> Task requirements:
Report the count of lines containing the word "title" in these records, with no other text.

> Extracted information:
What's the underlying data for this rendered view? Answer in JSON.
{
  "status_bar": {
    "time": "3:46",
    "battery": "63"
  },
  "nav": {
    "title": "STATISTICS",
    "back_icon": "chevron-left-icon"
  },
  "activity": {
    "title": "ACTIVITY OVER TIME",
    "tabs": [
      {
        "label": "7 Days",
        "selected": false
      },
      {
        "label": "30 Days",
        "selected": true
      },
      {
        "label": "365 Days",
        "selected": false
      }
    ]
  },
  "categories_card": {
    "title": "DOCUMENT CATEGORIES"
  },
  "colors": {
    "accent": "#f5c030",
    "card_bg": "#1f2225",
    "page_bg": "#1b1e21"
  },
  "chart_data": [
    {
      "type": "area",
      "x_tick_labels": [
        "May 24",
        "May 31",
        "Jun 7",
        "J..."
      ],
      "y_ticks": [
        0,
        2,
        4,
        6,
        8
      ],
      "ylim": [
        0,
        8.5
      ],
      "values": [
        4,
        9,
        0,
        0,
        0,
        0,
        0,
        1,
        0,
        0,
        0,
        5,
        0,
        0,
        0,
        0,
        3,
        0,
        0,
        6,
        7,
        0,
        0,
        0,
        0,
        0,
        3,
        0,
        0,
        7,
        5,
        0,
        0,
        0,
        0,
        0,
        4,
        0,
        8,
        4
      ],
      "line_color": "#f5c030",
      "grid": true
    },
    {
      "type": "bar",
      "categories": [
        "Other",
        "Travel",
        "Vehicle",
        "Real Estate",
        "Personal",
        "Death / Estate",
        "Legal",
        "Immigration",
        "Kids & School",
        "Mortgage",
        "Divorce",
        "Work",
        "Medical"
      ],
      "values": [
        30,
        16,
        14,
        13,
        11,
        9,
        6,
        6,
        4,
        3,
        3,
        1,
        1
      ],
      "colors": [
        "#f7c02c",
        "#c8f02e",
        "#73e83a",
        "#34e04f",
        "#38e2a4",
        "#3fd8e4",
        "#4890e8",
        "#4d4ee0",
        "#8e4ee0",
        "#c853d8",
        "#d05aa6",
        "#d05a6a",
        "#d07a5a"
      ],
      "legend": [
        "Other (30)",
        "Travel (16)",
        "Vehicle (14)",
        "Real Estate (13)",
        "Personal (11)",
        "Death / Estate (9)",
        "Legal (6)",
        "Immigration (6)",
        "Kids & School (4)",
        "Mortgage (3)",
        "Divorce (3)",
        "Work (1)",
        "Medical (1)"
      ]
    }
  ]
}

> Written response:
3